▶ What you are asked to do
Your answer must be a single number: how many lines in the records below contain the word "Scene".

── Source data ──

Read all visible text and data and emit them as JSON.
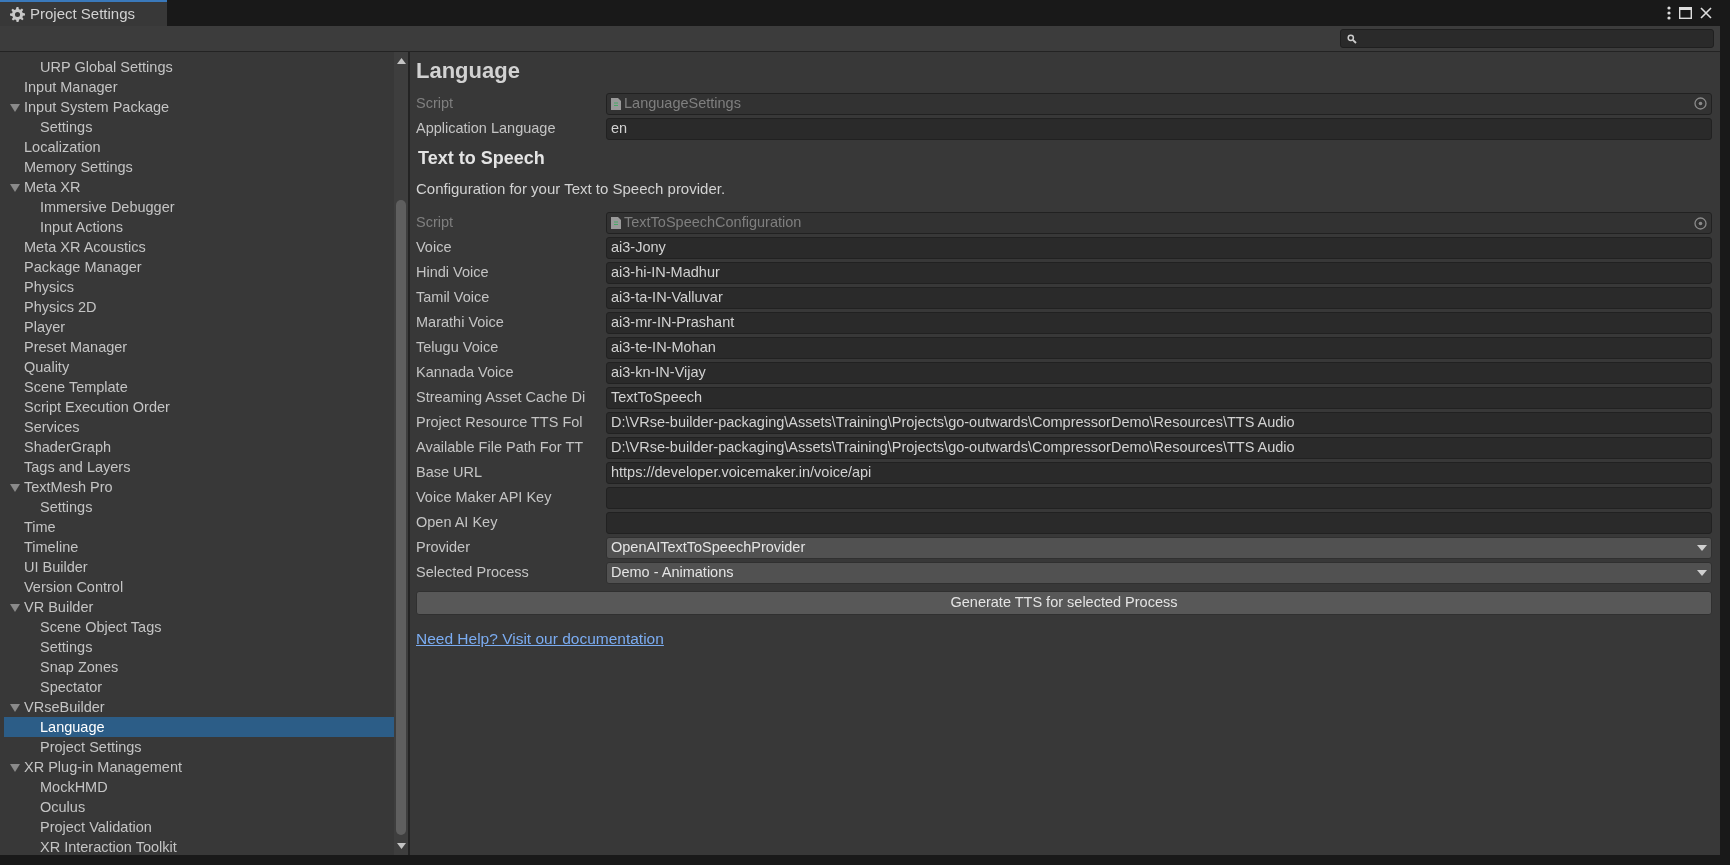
{
  "window": {
    "title": "Project Settings"
  },
  "sidebar": {
    "items": [
      {
        "children": [
          {
            "label": "URP Global Settings",
            "selected": false
          }
        ]
      },
      {
        "label": "Input Manager",
        "selected": false
      },
      {
        "label": "Input System Package",
        "selected": false,
        "expanded": true,
        "children": [
          {
            "label": "Settings",
            "selected": false
          }
        ]
      },
      {
        "label": "Localization",
        "selected": false
      },
      {
        "label": "Memory Settings",
        "selected": false
      },
      {
        "label": "Meta XR",
        "selected": false,
        "expanded": true,
        "children": [
          {
            "label": "Immersive Debugger",
            "selected": false
          },
          {
            "label": "Input Actions",
            "selected": false
          }
        ]
      },
      {
        "label": "Meta XR Acoustics",
        "selected": false
      },
      {
        "label": "Package Manager",
        "selected": false
      },
      {
        "label": "Physics",
        "selected": false
      },
      {
        "label": "Physics 2D",
        "selected": false
      },
      {
        "label": "Player",
        "selected": false
      },
      {
        "label": "Preset Manager",
        "selected": false
      },
      {
        "label": "Quality",
        "selected": false
      },
      {
        "label": "Scene Template",
        "selected": false
      },
      {
        "label": "Script Execution Order",
        "selected": false
      },
      {
        "label": "Services",
        "selected": false
      },
      {
        "label": "ShaderGraph",
        "selected": false
      },
      {
        "label": "Tags and Layers",
        "selected": false
      },
      {
        "label": "TextMesh Pro",
        "selected": false,
        "expanded": true,
        "children": [
          {
            "label": "Settings",
            "selected": false
          }
        ]
      },
      {
        "label": "Time",
        "selected": false
      },
      {
        "label": "Timeline",
        "selected": false
      },
      {
        "label": "UI Builder",
        "selected": false
      },
      {
        "label": "Version Control",
        "selected": false
      },
      {
        "label": "VR Builder",
        "selected": false,
        "expanded": true,
        "children": [
          {
            "label": "Scene Object Tags",
            "selected": false
          },
          {
            "label": "Settings",
            "selected": false
          },
          {
            "label": "Snap Zones",
            "selected": false
          },
          {
            "label": "Spectator",
            "selected": false
          }
        ]
      },
      {
        "label": "VRseBuilder",
        "selected": false,
        "expanded": true,
        "children": [
          {
            "label": "Language",
            "selected": true
          },
          {
            "label": "Project Settings",
            "selected": false
          }
        ]
      },
      {
        "label": "XR Plug-in Management",
        "selected": false,
        "expanded": true,
        "children": [
          {
            "label": "MockHMD",
            "selected": false
          },
          {
            "label": "Oculus",
            "selected": false
          },
          {
            "label": "Project Validation",
            "selected": false
          },
          {
            "label": "XR Interaction Toolkit",
            "selected": false
          }
        ]
      }
    ]
  },
  "content": {
    "title": "Language",
    "sections": [
      {
        "fields": [
          {
            "label": "Script",
            "kind": "object",
            "value": "LanguageSettings",
            "disabled": true
          },
          {
            "label": "Application Language",
            "kind": "text",
            "value": "en",
            "disabled": false
          }
        ]
      },
      {
        "title": "Text to Speech",
        "description": "Configuration for your Text to Speech provider.",
        "fields": [
          {
            "label": "Script",
            "kind": "object",
            "value": "TextToSpeechConfiguration",
            "disabled": true
          },
          {
            "label": "Voice",
            "kind": "text",
            "value": "ai3-Jony",
            "disabled": false
          },
          {
            "label": "Hindi Voice",
            "kind": "text",
            "value": "ai3-hi-IN-Madhur",
            "disabled": false
          },
          {
            "label": "Tamil Voice",
            "kind": "text",
            "value": "ai3-ta-IN-Valluvar",
            "disabled": false
          },
          {
            "label": "Marathi Voice",
            "kind": "text",
            "value": "ai3-mr-IN-Prashant",
            "disabled": false
          },
          {
            "label": "Telugu Voice",
            "kind": "text",
            "value": "ai3-te-IN-Mohan",
            "disabled": false
          },
          {
            "label": "Kannada Voice",
            "kind": "text",
            "value": "ai3-kn-IN-Vijay",
            "disabled": false
          },
          {
            "label": "Streaming Asset Cache Di",
            "kind": "text",
            "value": "TextToSpeech",
            "disabled": false
          },
          {
            "label": "Project Resource TTS Fol",
            "kind": "text",
            "value": "D:\\VRse-builder-packaging\\Assets\\Training\\Projects\\go-outwards\\CompressorDemo\\Resources\\TTS Audio",
            "disabled": false
          },
          {
            "label": "Available File Path For TT",
            "kind": "text",
            "value": "D:\\VRse-builder-packaging\\Assets\\Training\\Projects\\go-outwards\\CompressorDemo\\Resources\\TTS Audio",
            "disabled": false
          },
          {
            "label": "Base URL",
            "kind": "text",
            "value": "https://developer.voicemaker.in/voice/api",
            "disabled": false
          },
          {
            "label": "Voice Maker API Key",
            "kind": "text",
            "disabled": false
          },
          {
            "label": "Open AI Key",
            "kind": "text",
            "disabled": false
          },
          {
            "label": "Provider",
            "kind": "dropdown",
            "value": "OpenAITextToSpeechProvider",
            "disabled": false
          },
          {
            "label": "Selected Process",
            "kind": "dropdown",
            "value": "Demo - Animations",
            "disabled": false
          }
        ],
        "button": "Generate TTS for selected Process",
        "link": "Need Help? Visit our documentation"
      }
    ]
  }
}
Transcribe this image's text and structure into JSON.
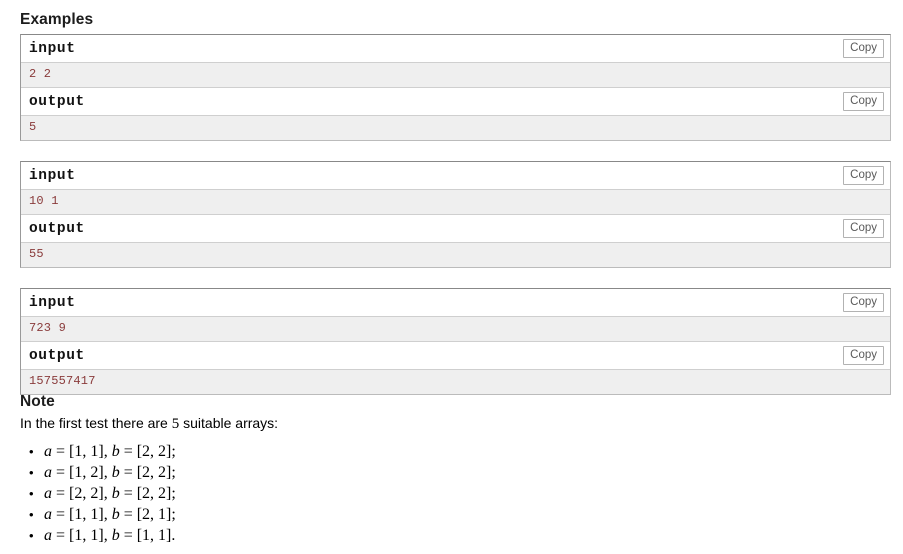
{
  "examples": {
    "heading": "Examples",
    "copy_label": "Copy",
    "input_label": "input",
    "output_label": "output",
    "tests": [
      {
        "input": "2 2",
        "output": "5"
      },
      {
        "input": "10 1",
        "output": "55"
      },
      {
        "input": "723 9",
        "output": "157557417"
      }
    ]
  },
  "note": {
    "heading": "Note",
    "intro_before": "In the first test there are ",
    "intro_count": "5",
    "intro_after": " suitable arrays:",
    "items": [
      {
        "a_var": "a",
        "eq1": " = ",
        "a_val": "[1, 1]",
        "sep": ", ",
        "b_var": "b",
        "eq2": " = ",
        "b_val": "[2, 2]",
        "end": ";"
      },
      {
        "a_var": "a",
        "eq1": " = ",
        "a_val": "[1, 2]",
        "sep": ", ",
        "b_var": "b",
        "eq2": " = ",
        "b_val": "[2, 2]",
        "end": ";"
      },
      {
        "a_var": "a",
        "eq1": " = ",
        "a_val": "[2, 2]",
        "sep": ", ",
        "b_var": "b",
        "eq2": " = ",
        "b_val": "[2, 2]",
        "end": ";"
      },
      {
        "a_var": "a",
        "eq1": " = ",
        "a_val": "[1, 1]",
        "sep": ", ",
        "b_var": "b",
        "eq2": " = ",
        "b_val": "[2, 1]",
        "end": ";"
      },
      {
        "a_var": "a",
        "eq1": " = ",
        "a_val": "[1, 1]",
        "sep": ", ",
        "b_var": "b",
        "eq2": " = ",
        "b_val": "[1, 1]",
        "end": "."
      }
    ]
  },
  "colors": {
    "sample_data_text": "#8a3b3b",
    "sample_data_bg": "#efefef",
    "border": "#bbbbbb"
  }
}
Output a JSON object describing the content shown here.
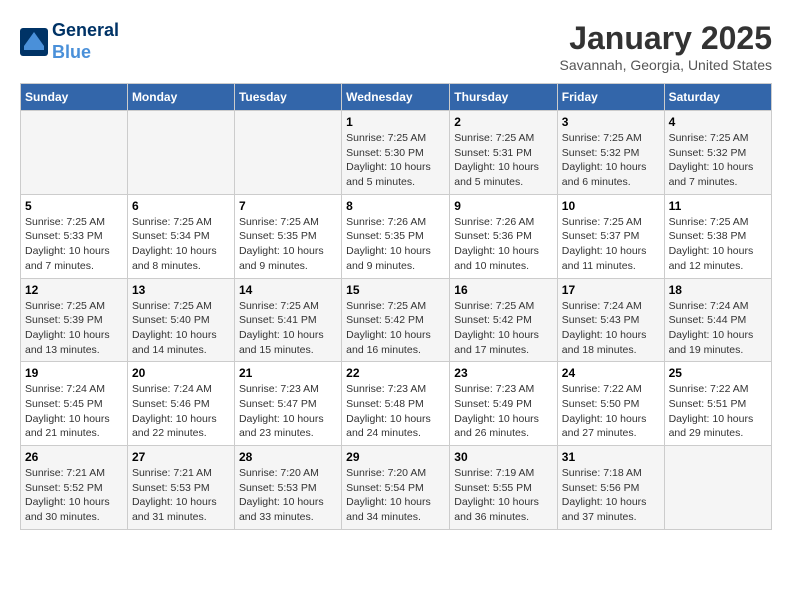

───

▶ Result for this task
2